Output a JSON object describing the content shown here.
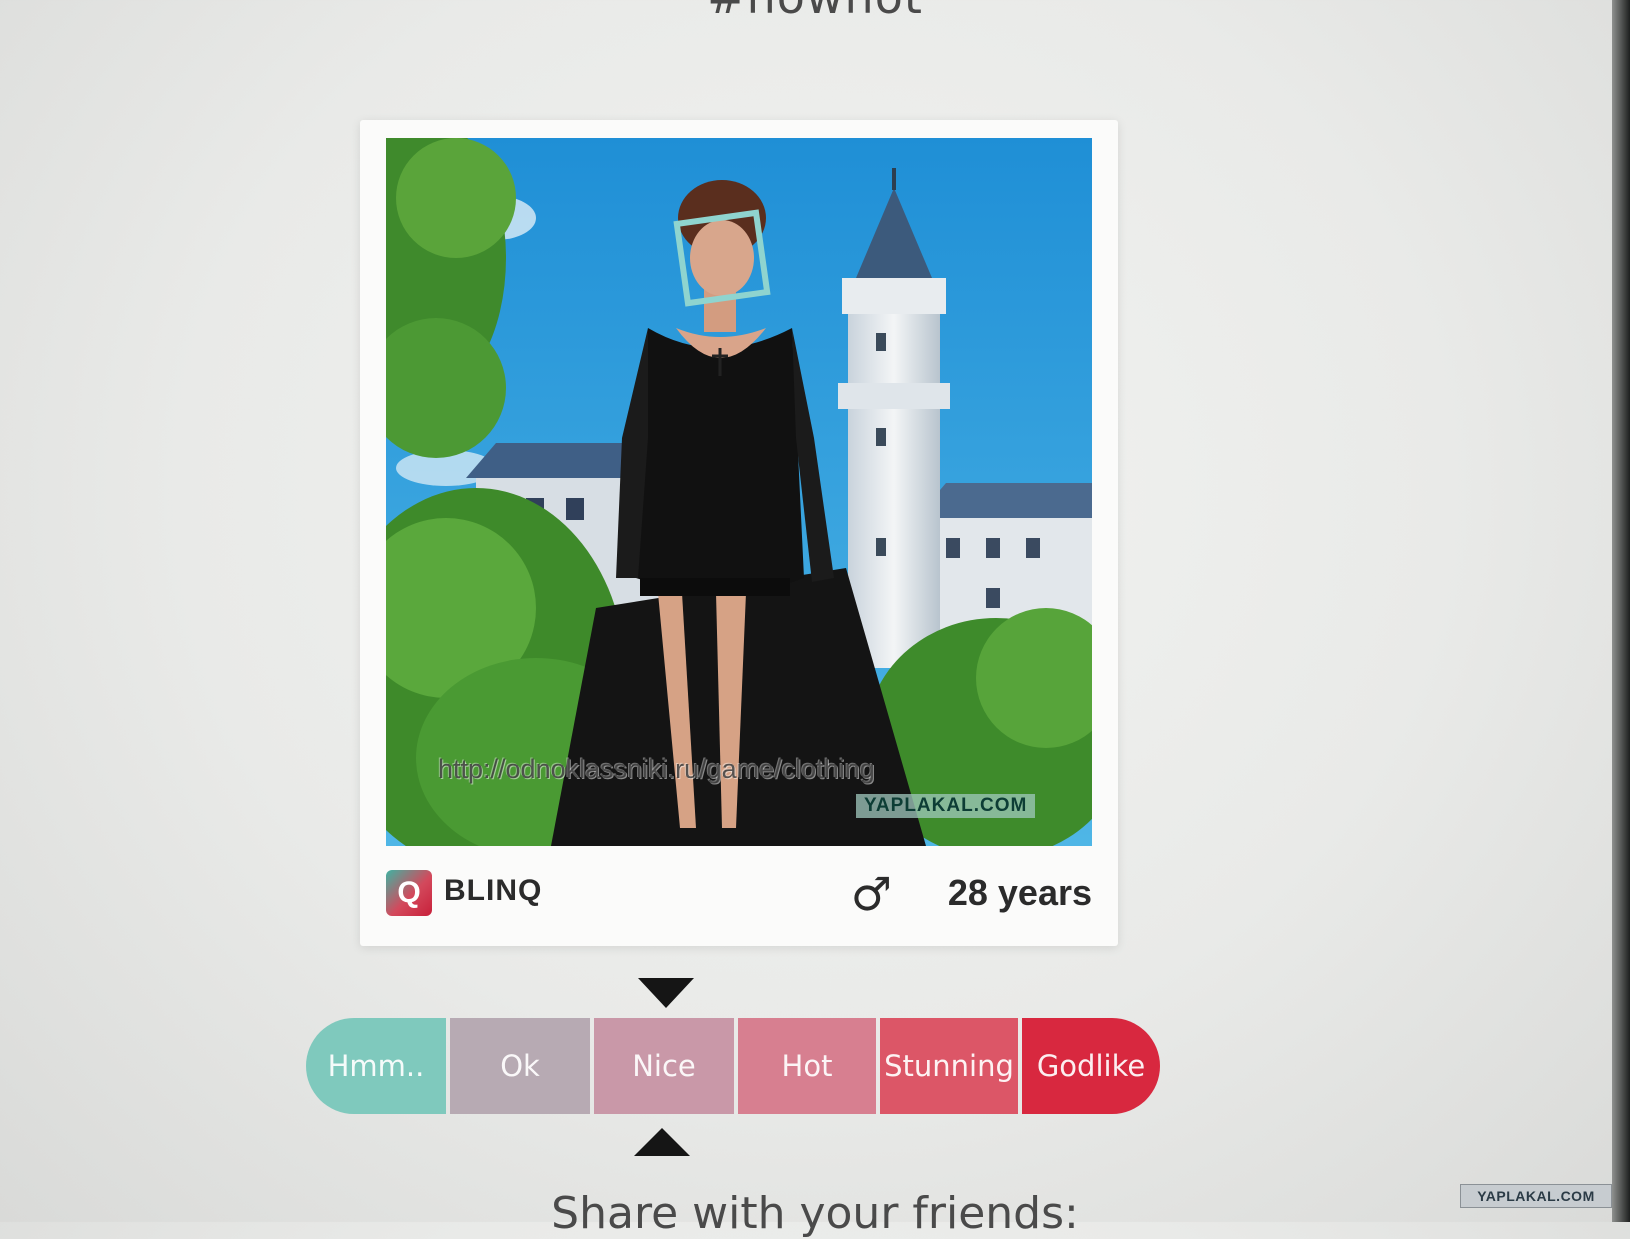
{
  "header": {
    "hashtag": "#howhot"
  },
  "card": {
    "photo": {
      "watermark_url": "http://odnoklassniki.ru/game/clothing",
      "watermark_brand": "YAPLAKAL.COM"
    },
    "footer": {
      "logo_letter": "Q",
      "brand_name": "BLINQ",
      "gender_symbol": "♂",
      "age": "28 years"
    }
  },
  "rating": {
    "selected_index": 2,
    "options": [
      {
        "label": "Hmm..",
        "color": "#7fc9bd"
      },
      {
        "label": "Ok",
        "color": "#b7aab3"
      },
      {
        "label": "Nice",
        "color": "#c998a8"
      },
      {
        "label": "Hot",
        "color": "#d77f90"
      },
      {
        "label": "Stunning",
        "color": "#dc5667"
      },
      {
        "label": "Godlike",
        "color": "#d8283f"
      }
    ]
  },
  "share": {
    "label": "Share with your friends:"
  },
  "corner_stamp": {
    "label": "YAPLAKAL.COM"
  }
}
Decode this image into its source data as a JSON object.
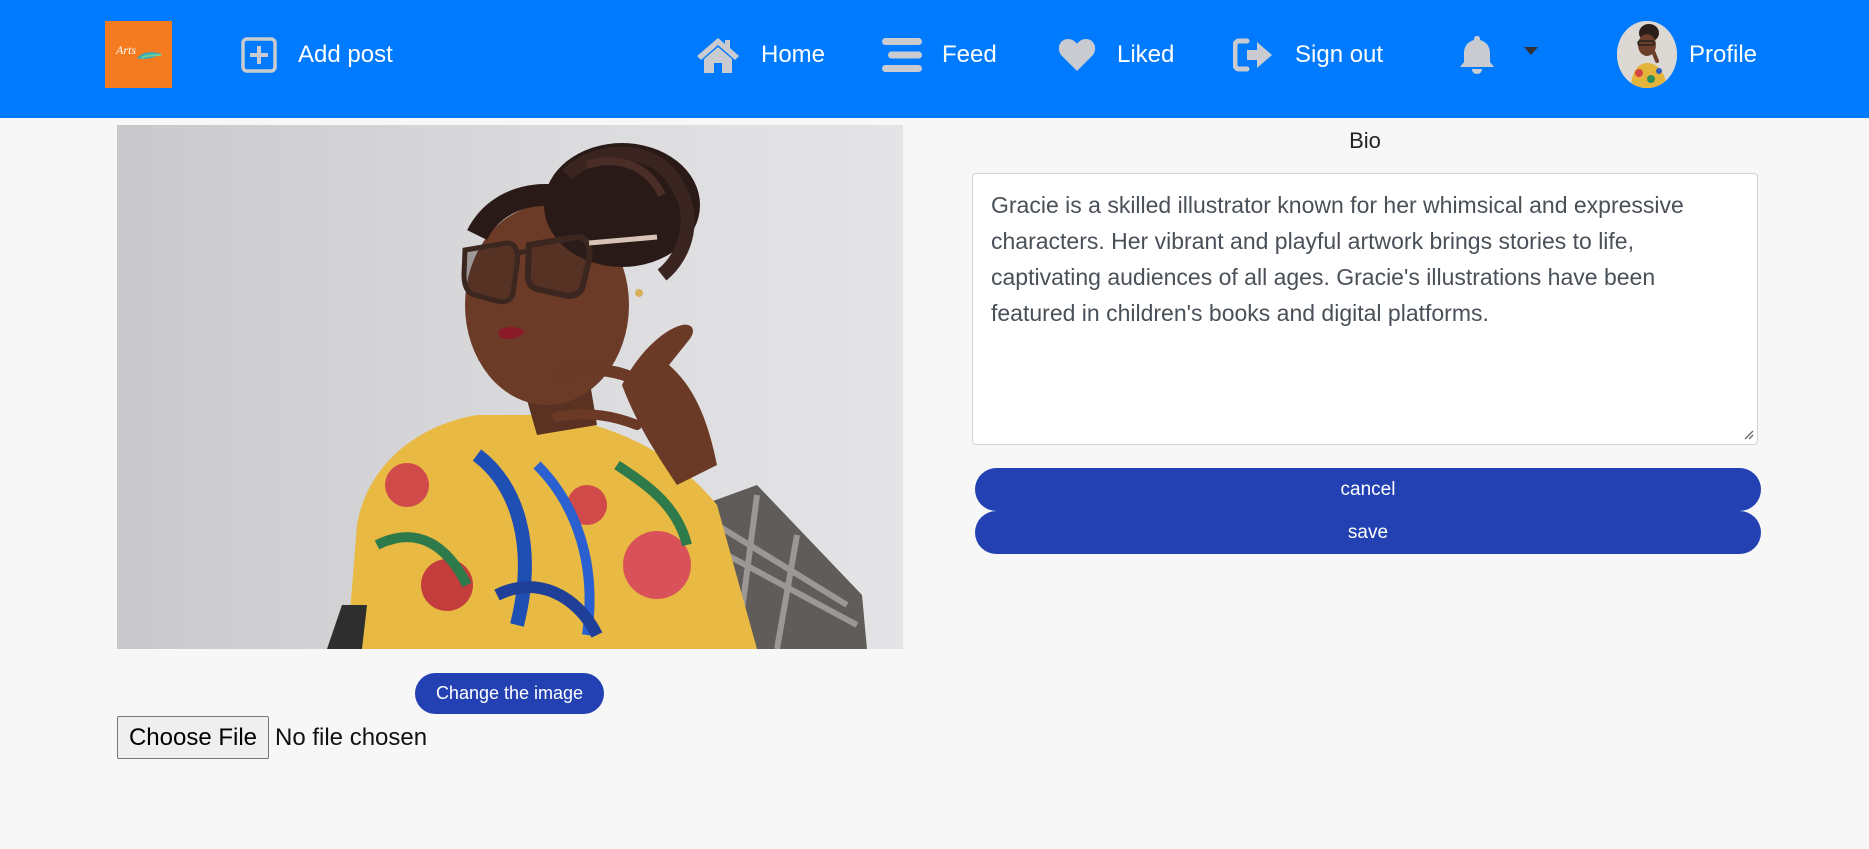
{
  "navbar": {
    "logo_text": "Arts",
    "add_post_label": "Add post",
    "home_label": "Home",
    "feed_label": "Feed",
    "liked_label": "Liked",
    "signout_label": "Sign out",
    "profile_label": "Profile"
  },
  "editor": {
    "change_image_label": "Change the image",
    "choose_file_label": "Choose File",
    "file_status": "No file chosen",
    "bio_label": "Bio",
    "bio_text": "Gracie is a skilled illustrator known for her whimsical and expressive characters. Her vibrant and playful artwork brings stories to life, captivating audiences of all ages. Gracie's illustrations have been featured in children's books and digital platforms.",
    "cancel_label": "cancel",
    "save_label": "save"
  },
  "colors": {
    "navbar": "#007bff",
    "button": "#2341b2",
    "logo": "#f47b20"
  },
  "icons": [
    "plus-square-icon",
    "home-icon",
    "bars-icon",
    "heart-icon",
    "sign-out-icon",
    "bell-icon",
    "caret-down-icon"
  ]
}
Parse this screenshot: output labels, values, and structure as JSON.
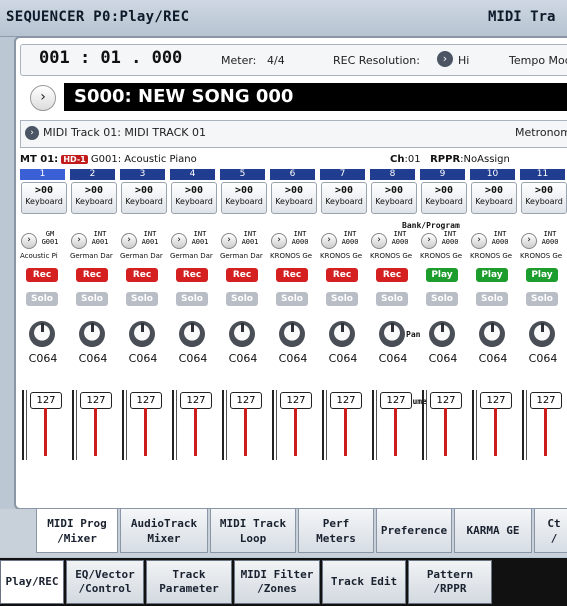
{
  "header": {
    "title": "SEQUENCER P0:Play/REC",
    "right": "MIDI Tra"
  },
  "locate": {
    "position": "001 : 01 . 000",
    "meter_label": "Meter:",
    "meter_value": "4/4",
    "rec_res_label": "REC Resolution:",
    "rec_res_value": "Hi",
    "tempo_label": "Tempo Mode"
  },
  "song": {
    "name": "S000: NEW SONG 000"
  },
  "track_select": {
    "label": "MIDI Track 01: MIDI TRACK 01",
    "metronome": "Metronome"
  },
  "mt": {
    "prefix": "MT 01:",
    "hd": "HD-1",
    "program": "G001: Acoustic Piano",
    "ch_label": "Ch",
    "ch": ":01",
    "rppr_label": "RPPR",
    "rppr": ":NoAssign"
  },
  "sections": {
    "bank_program": "Bank/Program",
    "pan": "Pan",
    "volume": "Volume"
  },
  "tracks": [
    {
      "num": "1",
      "kb_top": ">00",
      "kb_bot": "Keyboard",
      "bank": "GM",
      "prog": "G001",
      "name": "Acoustic Pi",
      "rec": "Rec",
      "solo": "Solo",
      "pan": "C064",
      "vol": "127"
    },
    {
      "num": "2",
      "kb_top": ">00",
      "kb_bot": "Keyboard",
      "bank": "INT",
      "prog": "A001",
      "name": "German Dar",
      "rec": "Rec",
      "solo": "Solo",
      "pan": "C064",
      "vol": "127"
    },
    {
      "num": "3",
      "kb_top": ">00",
      "kb_bot": "Keyboard",
      "bank": "INT",
      "prog": "A001",
      "name": "German Dar",
      "rec": "Rec",
      "solo": "Solo",
      "pan": "C064",
      "vol": "127"
    },
    {
      "num": "4",
      "kb_top": ">00",
      "kb_bot": "Keyboard",
      "bank": "INT",
      "prog": "A001",
      "name": "German Dar",
      "rec": "Rec",
      "solo": "Solo",
      "pan": "C064",
      "vol": "127"
    },
    {
      "num": "5",
      "kb_top": ">00",
      "kb_bot": "Keyboard",
      "bank": "INT",
      "prog": "A001",
      "name": "German Dar",
      "rec": "Rec",
      "solo": "Solo",
      "pan": "C064",
      "vol": "127"
    },
    {
      "num": "6",
      "kb_top": ">00",
      "kb_bot": "Keyboard",
      "bank": "INT",
      "prog": "A000",
      "name": "KRONOS Ge",
      "rec": "Rec",
      "solo": "Solo",
      "pan": "C064",
      "vol": "127"
    },
    {
      "num": "7",
      "kb_top": ">00",
      "kb_bot": "Keyboard",
      "bank": "INT",
      "prog": "A000",
      "name": "KRONOS Ge",
      "rec": "Rec",
      "solo": "Solo",
      "pan": "C064",
      "vol": "127"
    },
    {
      "num": "8",
      "kb_top": ">00",
      "kb_bot": "Keyboard",
      "bank": "INT",
      "prog": "A000",
      "name": "KRONOS Ge",
      "rec": "Rec",
      "solo": "Solo",
      "pan": "C064",
      "vol": "127"
    },
    {
      "num": "9",
      "kb_top": ">00",
      "kb_bot": "Keyboard",
      "bank": "INT",
      "prog": "A000",
      "name": "KRONOS Ge",
      "rec": "Play",
      "solo": "Solo",
      "pan": "C064",
      "vol": "127"
    },
    {
      "num": "10",
      "kb_top": ">00",
      "kb_bot": "Keyboard",
      "bank": "INT",
      "prog": "A000",
      "name": "KRONOS Ge",
      "rec": "Play",
      "solo": "Solo",
      "pan": "C064",
      "vol": "127"
    },
    {
      "num": "11",
      "kb_top": ">00",
      "kb_bot": "Keyboard",
      "bank": "INT",
      "prog": "A000",
      "name": "KRONOS Ge",
      "rec": "Play",
      "solo": "Solo",
      "pan": "C064",
      "vol": "127"
    }
  ],
  "tabs_upper": [
    {
      "label": "MIDI Prog\n/Mixer",
      "selected": true
    },
    {
      "label": "AudioTrack\nMixer",
      "selected": false
    },
    {
      "label": "MIDI Track\nLoop",
      "selected": false
    },
    {
      "label": "Perf\nMeters",
      "selected": false
    },
    {
      "label": "Preference",
      "selected": false
    },
    {
      "label": "KARMA GE",
      "selected": false
    },
    {
      "label": "Ct\n/",
      "selected": false
    }
  ],
  "tabs_lower": [
    {
      "label": "Play/REC",
      "selected": true
    },
    {
      "label": "EQ/Vector\n/Control",
      "selected": false
    },
    {
      "label": "Track\nParameter",
      "selected": false
    },
    {
      "label": "MIDI Filter\n/Zones",
      "selected": false
    },
    {
      "label": "Track Edit",
      "selected": false
    },
    {
      "label": "Pattern\n/RPPR",
      "selected": false
    }
  ]
}
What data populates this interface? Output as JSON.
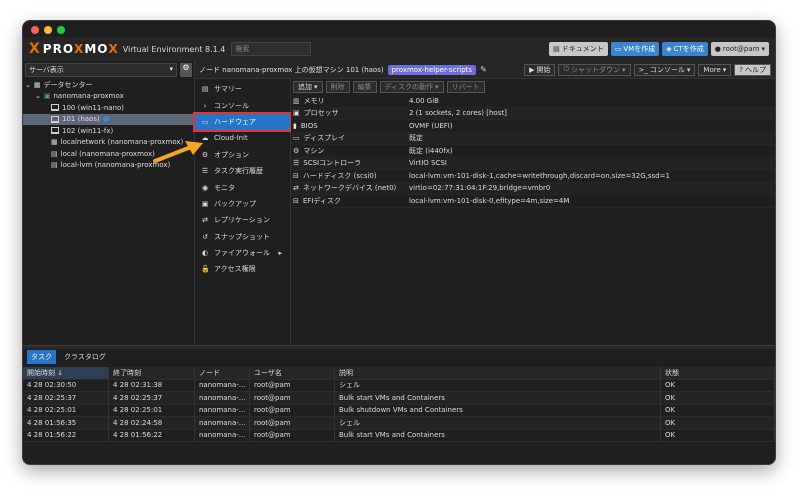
{
  "topbar": {
    "brand_x": "X",
    "brand_pro": "PRO",
    "brand_x2": "X",
    "brand_mo": "MO",
    "brand_x3": "X",
    "version": "Virtual Environment 8.1.4",
    "search_placeholder": "検索",
    "docs_label": "ドキュメント",
    "create_vm_label": "VMを作成",
    "create_ct_label": "CTを作成",
    "user_label": "root@pam"
  },
  "left": {
    "view_selector": "サーバ表示",
    "tree": [
      {
        "label": "データセンター"
      },
      {
        "label": "nanomana-proxmox"
      },
      {
        "label": "100 (win11-nano)"
      },
      {
        "label": "101 (haos)"
      },
      {
        "label": "102 (win11-fx)"
      },
      {
        "label": "localnetwork (nanomana-proxmox)"
      },
      {
        "label": "local (nanomana-proxmox)"
      },
      {
        "label": "local-lvm (nanomana-proxmox)"
      }
    ]
  },
  "crumbbar": {
    "title": "ノード nanomana-proxmox 上の仮想マシン 101 (haos)",
    "tag": "proxmox-helper-scripts",
    "start": "開始",
    "shutdown": "シャットダウン",
    "console": "コンソール",
    "more": "More",
    "help": "ヘルプ"
  },
  "menu": [
    {
      "label": "サマリー"
    },
    {
      "label": "コンソール"
    },
    {
      "label": "ハードウェア"
    },
    {
      "label": "Cloud-Init"
    },
    {
      "label": "オプション"
    },
    {
      "label": "タスク実行履歴"
    },
    {
      "label": "モニタ"
    },
    {
      "label": "バックアップ"
    },
    {
      "label": "レプリケーション"
    },
    {
      "label": "スナップショット"
    },
    {
      "label": "ファイアウォール"
    },
    {
      "label": "アクセス権限"
    }
  ],
  "toolbar": {
    "add": "追加",
    "remove": "削除",
    "edit": "編集",
    "disk_action": "ディスクの動作",
    "revert": "リバート"
  },
  "hardware": [
    {
      "key": "メモリ",
      "value": "4.00 GiB"
    },
    {
      "key": "プロセッサ",
      "value": "2 (1 sockets, 2 cores) [host]"
    },
    {
      "key": "BIOS",
      "value": "OVMF (UEFI)"
    },
    {
      "key": "ディスプレイ",
      "value": "既定"
    },
    {
      "key": "マシン",
      "value": "既定 (i440fx)"
    },
    {
      "key": "SCSIコントローラ",
      "value": "VirtIO SCSI"
    },
    {
      "key": "ハードディスク (scsi0)",
      "value": "local-lvm:vm-101-disk-1,cache=writethrough,discard=on,size=32G,ssd=1"
    },
    {
      "key": "ネットワークデバイス (net0)",
      "value": "virtio=02:77:31:04:1F:29,bridge=vmbr0"
    },
    {
      "key": "EFIディスク",
      "value": "local-lvm:vm-101-disk-0,efitype=4m,size=4M"
    }
  ],
  "bottom": {
    "tab_tasks": "タスク",
    "tab_cluster_log": "クラスタログ",
    "columns": [
      "開始時刻 ↓",
      "終了時刻",
      "ノード",
      "ユーザ名",
      "説明",
      "状態"
    ],
    "rows": [
      [
        "4 28 02:30:50",
        "4 28 02:31:38",
        "nanomana-...",
        "root@pam",
        "シェル",
        "OK"
      ],
      [
        "4 28 02:25:37",
        "4 28 02:25:37",
        "nanomana-...",
        "root@pam",
        "Bulk start VMs and Containers",
        "OK"
      ],
      [
        "4 28 02:25:01",
        "4 28 02:25:01",
        "nanomana-...",
        "root@pam",
        "Bulk shutdown VMs and Containers",
        "OK"
      ],
      [
        "4 28 01:56:35",
        "4 28 02:24:58",
        "nanomana-...",
        "root@pam",
        "シェル",
        "OK"
      ],
      [
        "4 28 01:56:22",
        "4 28 01:56:22",
        "nanomana-...",
        "root@pam",
        "Bulk start VMs and Containers",
        "OK"
      ]
    ]
  },
  "colors": {
    "accent": "#2775c9",
    "highlight": "#e8322b",
    "arrow": "#f5a623",
    "brand": "#e57000"
  }
}
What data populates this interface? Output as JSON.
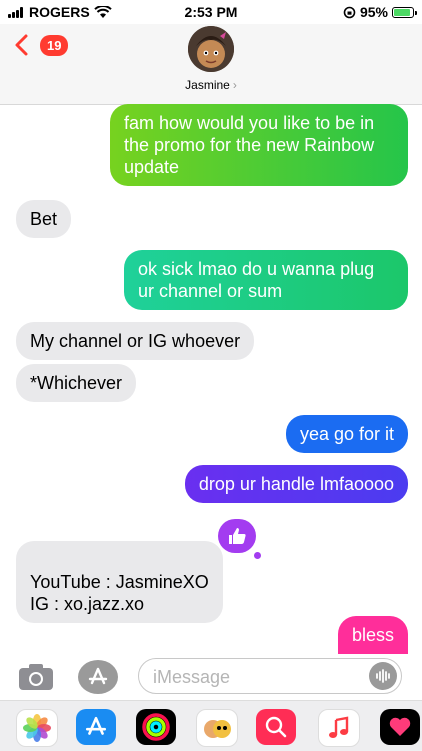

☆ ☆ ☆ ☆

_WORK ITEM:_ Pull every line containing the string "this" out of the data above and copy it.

_ANSWER SECTION:_
Decode this image into its source data as a JSON object.
Parse this screenshot: output labels, values, and structure as JSON.
What data populates this interface? Output as JSON.
What data populates this interface? Output as JSON.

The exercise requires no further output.